A few truly amazing women who work and volunteer in the birth community recently asked me to facilitate a small group for them, something that would lend itself to helping them get done more of what they want to be doing. They want to be free of the energy-time-sanity black hole that seems almost inevitable in this kind of work. As we were launching this week, I asked for conversation starters. One woman asked if me to write something about avoiding burnout. Um, yeah, we could start there.
So I panicked a bit, mostly because this is a huge conversation. All of my work is about moving toward freedom, which is the opposite of burnout. Luckily, I’m not in the mood to dig into the seriousness of all of that. Instead, let’s pretend we are talking about cars.
Rule 1: Meet and master the vehicle you’re driving.
If you don’t know yourself — your gifts and challenges, your personality, your beliefs and what is driving you, and the way your history impacts you emotionally — you aren’t able to use you (the tool) very effectively. You can’t win the race if you don’t know where to put the key or the fuel or how to put in your favorite music and rock the super-sweet stereo system. And once we learn these little lessons about how we work, it helps if we keep that information close and put it into practice regularly. This is about living as efficiently as possible, getting the best results out of your time “behind the wheel” of this body.
Rule 2: Maintain the equipment properly.
If you are not treating your body, mind, and spirit in a loving manner, you can’t possibly expect it to be reliable. If you don’t give your body what it needs to thrive, it simply cannot thrive. We all know about the easy ones — sleep, exercise, healthy food, etc. — but are you nurturing your creative spirit, connecting regularly with the Divine? You know you need to change the oil every 3,000 miles, but are you really maintaining yourself on the deeper levels?
Rule 3: Buy the best fuel for the machine.
If you wouldn’t put diesel in a gasoline engine, why would you put junk food in a body that needs living foods to thrive.

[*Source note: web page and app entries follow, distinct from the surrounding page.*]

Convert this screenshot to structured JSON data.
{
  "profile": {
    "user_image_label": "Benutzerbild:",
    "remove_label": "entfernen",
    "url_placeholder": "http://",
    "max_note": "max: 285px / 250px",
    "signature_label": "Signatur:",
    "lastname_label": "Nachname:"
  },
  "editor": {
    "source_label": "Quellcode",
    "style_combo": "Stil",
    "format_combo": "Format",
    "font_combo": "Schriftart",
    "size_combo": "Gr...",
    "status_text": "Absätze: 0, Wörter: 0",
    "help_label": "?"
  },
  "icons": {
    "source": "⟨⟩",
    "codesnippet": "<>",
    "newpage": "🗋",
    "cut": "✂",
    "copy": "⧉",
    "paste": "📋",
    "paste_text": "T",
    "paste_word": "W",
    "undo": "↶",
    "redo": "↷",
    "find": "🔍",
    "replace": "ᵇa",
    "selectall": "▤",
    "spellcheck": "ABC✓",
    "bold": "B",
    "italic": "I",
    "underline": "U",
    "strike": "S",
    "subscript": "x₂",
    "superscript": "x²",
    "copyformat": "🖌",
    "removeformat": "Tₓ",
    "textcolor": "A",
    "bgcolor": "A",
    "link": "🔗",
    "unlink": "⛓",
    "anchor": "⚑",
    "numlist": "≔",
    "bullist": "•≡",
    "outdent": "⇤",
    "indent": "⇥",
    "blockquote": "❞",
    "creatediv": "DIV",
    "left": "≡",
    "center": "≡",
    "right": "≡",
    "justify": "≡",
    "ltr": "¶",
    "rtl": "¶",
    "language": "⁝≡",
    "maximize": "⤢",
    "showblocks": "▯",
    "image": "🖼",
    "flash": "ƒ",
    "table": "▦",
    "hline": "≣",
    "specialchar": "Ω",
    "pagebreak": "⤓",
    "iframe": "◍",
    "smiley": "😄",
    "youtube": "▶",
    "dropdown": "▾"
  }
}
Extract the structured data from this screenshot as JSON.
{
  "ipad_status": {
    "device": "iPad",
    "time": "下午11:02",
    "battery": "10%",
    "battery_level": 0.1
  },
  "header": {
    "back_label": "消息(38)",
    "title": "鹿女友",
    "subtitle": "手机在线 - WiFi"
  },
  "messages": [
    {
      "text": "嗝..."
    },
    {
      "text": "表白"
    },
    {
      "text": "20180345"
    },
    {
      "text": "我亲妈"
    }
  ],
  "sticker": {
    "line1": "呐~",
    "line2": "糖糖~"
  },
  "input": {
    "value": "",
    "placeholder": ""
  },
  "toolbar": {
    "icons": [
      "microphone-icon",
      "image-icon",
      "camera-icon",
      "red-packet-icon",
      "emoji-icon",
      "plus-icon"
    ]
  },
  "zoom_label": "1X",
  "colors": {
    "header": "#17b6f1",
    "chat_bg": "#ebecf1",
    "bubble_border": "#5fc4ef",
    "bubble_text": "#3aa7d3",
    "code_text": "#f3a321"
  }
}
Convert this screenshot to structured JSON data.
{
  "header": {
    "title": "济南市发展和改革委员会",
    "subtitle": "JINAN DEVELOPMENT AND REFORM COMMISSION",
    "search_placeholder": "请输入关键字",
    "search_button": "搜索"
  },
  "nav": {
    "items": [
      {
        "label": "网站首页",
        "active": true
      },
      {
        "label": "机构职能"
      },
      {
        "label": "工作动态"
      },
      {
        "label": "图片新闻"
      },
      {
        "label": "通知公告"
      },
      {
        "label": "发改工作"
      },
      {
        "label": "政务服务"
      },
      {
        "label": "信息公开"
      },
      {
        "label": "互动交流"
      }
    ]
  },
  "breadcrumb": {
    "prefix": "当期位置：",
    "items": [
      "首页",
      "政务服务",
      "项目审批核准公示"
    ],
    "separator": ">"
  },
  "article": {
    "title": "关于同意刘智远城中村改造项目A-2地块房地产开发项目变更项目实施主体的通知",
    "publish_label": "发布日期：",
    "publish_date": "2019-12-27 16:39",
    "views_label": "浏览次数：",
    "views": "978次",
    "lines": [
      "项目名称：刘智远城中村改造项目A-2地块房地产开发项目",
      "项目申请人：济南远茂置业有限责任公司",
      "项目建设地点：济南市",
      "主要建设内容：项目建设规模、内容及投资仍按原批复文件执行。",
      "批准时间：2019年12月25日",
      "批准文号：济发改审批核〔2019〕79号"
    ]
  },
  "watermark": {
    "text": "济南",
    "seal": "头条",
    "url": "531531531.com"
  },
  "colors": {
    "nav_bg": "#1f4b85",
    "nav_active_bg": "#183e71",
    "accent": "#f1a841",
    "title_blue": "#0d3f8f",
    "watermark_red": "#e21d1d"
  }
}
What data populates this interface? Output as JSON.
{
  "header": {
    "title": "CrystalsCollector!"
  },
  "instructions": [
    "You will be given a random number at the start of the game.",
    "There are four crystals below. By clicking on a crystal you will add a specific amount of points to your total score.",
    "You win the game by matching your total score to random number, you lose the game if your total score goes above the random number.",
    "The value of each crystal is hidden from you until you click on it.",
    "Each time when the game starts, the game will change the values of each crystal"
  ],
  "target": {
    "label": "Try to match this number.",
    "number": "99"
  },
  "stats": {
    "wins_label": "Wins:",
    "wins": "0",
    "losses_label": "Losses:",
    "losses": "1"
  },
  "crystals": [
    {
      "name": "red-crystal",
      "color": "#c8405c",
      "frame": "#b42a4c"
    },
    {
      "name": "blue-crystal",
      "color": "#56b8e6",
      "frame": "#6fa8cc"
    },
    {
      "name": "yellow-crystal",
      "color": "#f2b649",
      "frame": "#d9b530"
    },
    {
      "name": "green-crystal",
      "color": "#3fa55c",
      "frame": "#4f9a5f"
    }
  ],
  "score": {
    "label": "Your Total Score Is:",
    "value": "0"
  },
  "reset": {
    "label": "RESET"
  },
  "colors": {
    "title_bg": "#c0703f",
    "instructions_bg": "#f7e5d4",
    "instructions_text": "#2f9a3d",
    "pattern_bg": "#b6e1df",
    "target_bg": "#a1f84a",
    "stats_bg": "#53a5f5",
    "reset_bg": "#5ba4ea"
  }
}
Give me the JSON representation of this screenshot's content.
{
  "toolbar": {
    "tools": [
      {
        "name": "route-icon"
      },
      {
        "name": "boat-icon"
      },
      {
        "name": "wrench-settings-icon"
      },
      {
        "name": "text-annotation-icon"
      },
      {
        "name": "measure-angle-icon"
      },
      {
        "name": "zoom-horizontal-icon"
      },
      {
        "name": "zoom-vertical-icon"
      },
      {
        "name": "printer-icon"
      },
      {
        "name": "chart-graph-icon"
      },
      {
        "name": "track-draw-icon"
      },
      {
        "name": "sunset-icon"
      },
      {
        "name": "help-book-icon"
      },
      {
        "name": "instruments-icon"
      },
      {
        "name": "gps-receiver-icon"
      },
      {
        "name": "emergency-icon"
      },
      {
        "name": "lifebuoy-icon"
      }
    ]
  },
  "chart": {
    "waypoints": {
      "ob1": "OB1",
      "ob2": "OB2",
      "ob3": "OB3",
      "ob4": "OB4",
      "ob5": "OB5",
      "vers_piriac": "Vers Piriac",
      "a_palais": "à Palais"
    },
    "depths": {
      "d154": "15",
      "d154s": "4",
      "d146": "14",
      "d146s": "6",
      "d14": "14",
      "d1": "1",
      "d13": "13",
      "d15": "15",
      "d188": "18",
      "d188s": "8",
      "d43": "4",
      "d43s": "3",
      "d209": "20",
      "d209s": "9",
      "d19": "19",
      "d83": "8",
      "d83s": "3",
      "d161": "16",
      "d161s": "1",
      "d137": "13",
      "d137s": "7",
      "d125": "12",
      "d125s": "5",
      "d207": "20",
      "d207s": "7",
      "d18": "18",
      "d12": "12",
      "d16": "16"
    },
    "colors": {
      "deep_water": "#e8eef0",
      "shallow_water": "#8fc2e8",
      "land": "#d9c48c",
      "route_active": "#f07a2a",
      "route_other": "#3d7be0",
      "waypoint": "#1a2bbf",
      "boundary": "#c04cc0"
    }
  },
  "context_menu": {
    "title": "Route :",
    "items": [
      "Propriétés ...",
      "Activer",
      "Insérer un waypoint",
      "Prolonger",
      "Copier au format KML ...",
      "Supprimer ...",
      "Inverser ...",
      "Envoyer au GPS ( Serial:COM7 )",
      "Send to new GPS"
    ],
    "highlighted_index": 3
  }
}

What about food allergies and sensitivities? Are the foods you’re eating really serving you? Do they keep you energized and satisfied, or do they weigh you down and leave you hungry for more? Do you need any nutritional supplements? Are you drinking enough water?
Rule 4: Stay the course.
There’s no denying that we are all crafted very uniquely for different kinds of journeys on this planet. Some people have the high clearance and chunky tires that work best in off-road situations, while others are very clearly made for the highway life. Some have lots of space for fellow travelers, and others simply offer the solitude of the open road. Some like a nice, controlled trip, and others prefer it loud, rattled, and wind-blown. The truth is… it doesn’t matter how we like to journey. There is no right or wrong, just find and stick to the track that’s true for you. Taking your little scooter into the mountains to live the four-wheeling life is like pulling into the drive-through and ordering yourself a big ol’ juicy burnout burger.
Rule 5: Seek shelter when necessary.
When you encounter harsh conditions, park yourself in a garage. Life is not always easy, and when there are people, situations, or experiences that bring chaos into your world, protect yourself. Take a step back, and wait for a clear route to present itself. Racing around trying to outrun a tornado never works out, so why do it with your life. It’s your job to keep you safe from people who suck. Do your job.
Rule 6: Remember to check the map.
It’s easy to get distracted these days. In fact, some days it seems like our culture is set up this way just to see if we can be thrown off course. But we have something to guide us, a built in GPS to tell us which paths and pitstops are true for us, and that is our intuition. Deep down within us there is a voice that speaks the truth, something more accurate than any passenger or even navigation system. This journey is yours. The answers are within you. And just because you see something going on in the world that needs to be done does not mean you have to pull your car off the road and do it. We can care. We can celebrate that other people care about what’s true for them to be doing with their lives. We can even pause for a moment to explore whether or not there might be something in a certain situation for us to deal with… but we can’t waste precious time traveling someone else’s journey. Follow your heart. It will get you where you need to go.